"Boy Hero of the Confederacy" Sam Davis was born on his family's farm near Smyrna on October 6, 1842. At age 19 Davis left home to attend the Military Academy in Nashville.
When war fever swept the South, young Davis joined the "Rutherford Rifles," a local militia group mustered into active service as Company I, First Tennessee Infantry. Davis followed his regiment to Cheat Mountain, in what is now West Virginia, and fought under the command of Robert E. Lee.
In 1862, after his initial enlistment, Davis joined a company of cavalry known as "Coleman's Scouts," commanded by Henry B. Shaw. Numbering around 100, the Coleman Scouts operated around Middle Tennessee gathering information about Federal troop movements.
In the fall of 1863, Davis and five others were assigned to gather information about Federal forces in Tennessee. They spent much of their time learning the movements of Gen. Granville Dodge's division as it passed from northeast Mississippi through Middle Tennessee on its way to Chattanooga.

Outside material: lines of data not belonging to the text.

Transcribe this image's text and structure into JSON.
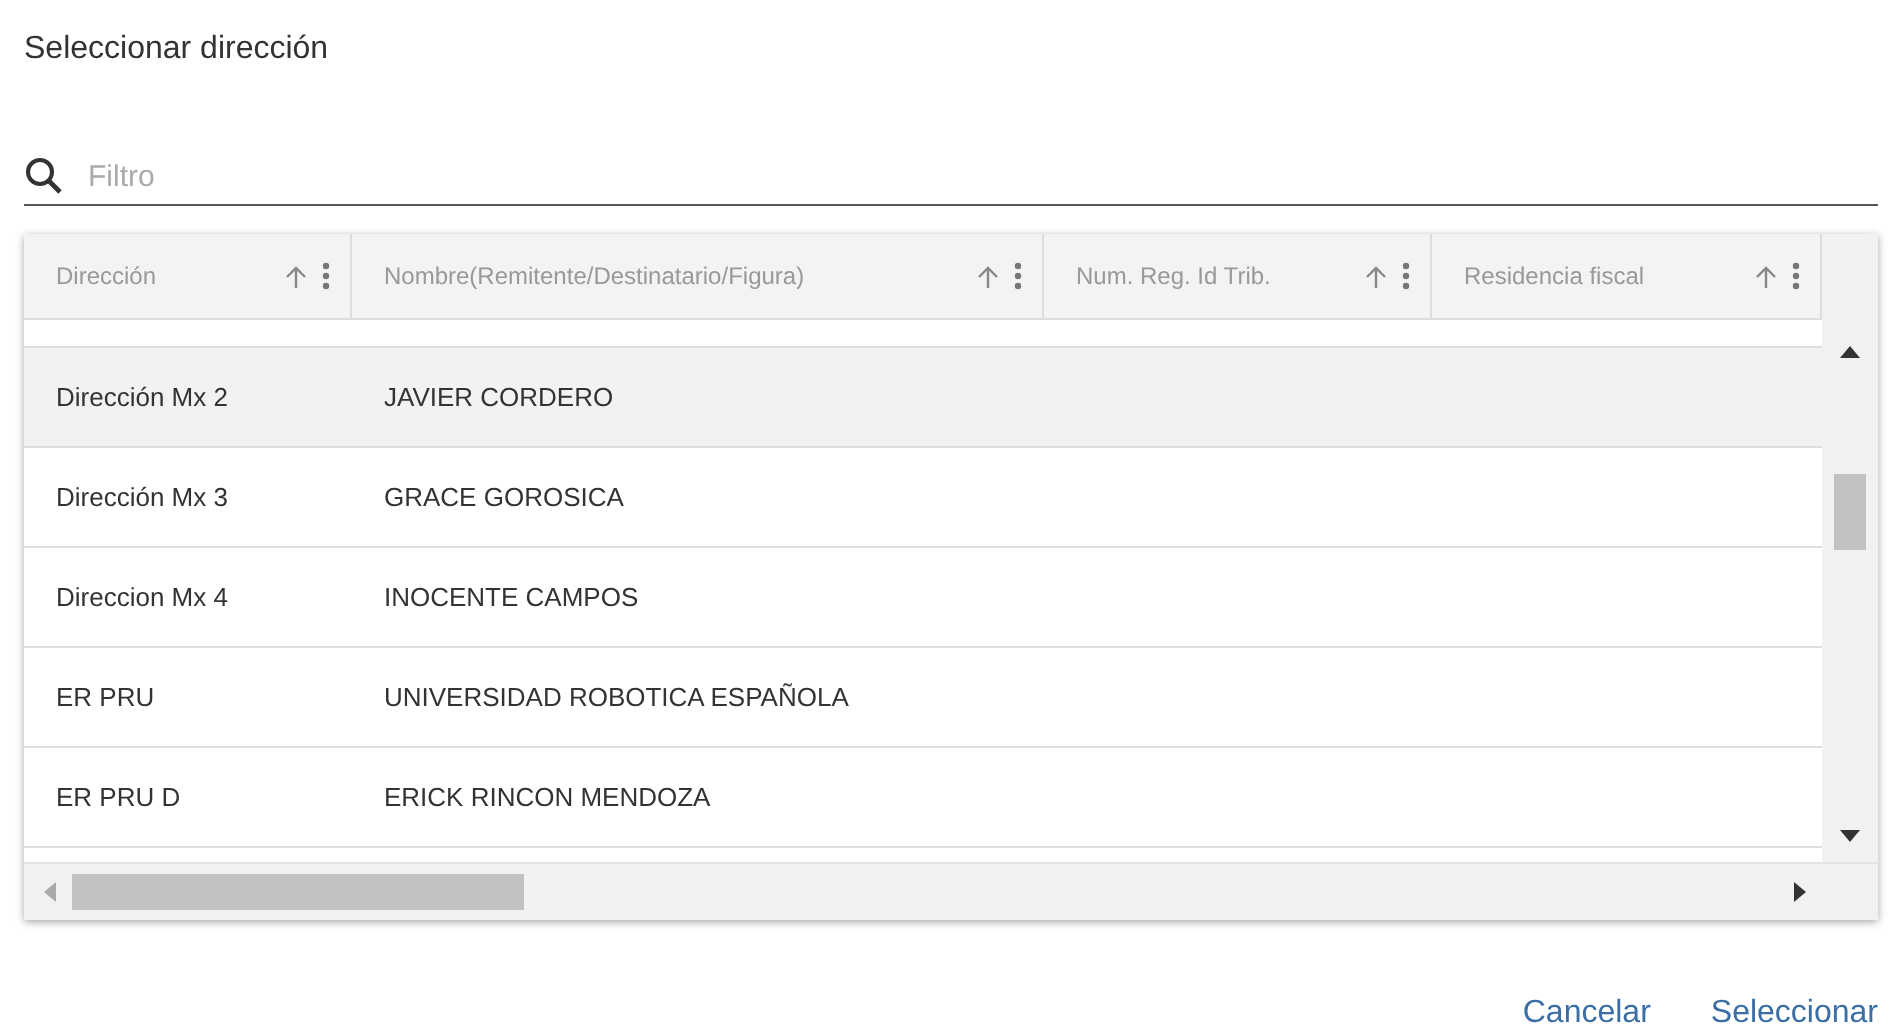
{
  "dialog": {
    "title": "Seleccionar dirección"
  },
  "filter": {
    "placeholder": "Filtro"
  },
  "table": {
    "columns": [
      "Dirección",
      "Nombre(Remitente/Destinatario/Figura)",
      "Num. Reg. Id Trib.",
      "Residencia fiscal"
    ],
    "rows": [
      {
        "cells": [
          "Dirección Mx 2",
          "JAVIER CORDERO"
        ],
        "selected": true
      },
      {
        "cells": [
          "Dirección Mx 3",
          "GRACE GOROSICA"
        ],
        "selected": false
      },
      {
        "cells": [
          "Direccion Mx 4",
          "INOCENTE CAMPOS"
        ],
        "selected": false
      },
      {
        "cells": [
          "ER PRU",
          "UNIVERSIDAD ROBOTICA ESPAÑOLA"
        ],
        "selected": false
      },
      {
        "cells": [
          "ER PRU D",
          "ERICK RINCON MENDOZA"
        ],
        "selected": false
      }
    ]
  },
  "buttons": [
    "Cancelar",
    "Seleccionar"
  ]
}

Dodge ordered his men to wipe out the Scouts, if possible.
On November 19, 1863, scouting near Pulaski, Davis accepted a letter written to the Provost Marshal of the Army of Tennessee from Captain Shaw to be delivered to army headquarters. The next day, Federal soldiers captured Davis in Giles County, charged him with spying, and brought him before General Dodge. Davis pleaded not guilty, but the court-martial found him guilty and sentenced him to be hanged.
A week later, standing before the noose, he was offered his freedom if he would reveal the name of the person who gave him the papers. His answer, "I would rather die a thousand deaths than betray a friend or be false to duty," became a touchstone of the mythology of the "Lost Cause" in the postwar South. Monuments to his bravery were erected on the grounds of the State Capitol and on the square in Pulaski. In the 1920s, his family home in Smyrna became a museum. Davis is buried in the family cemetery.
- Called the "Boy Hero of the Confederacy."
- Hanged for refusing to give up the name of his Union contact.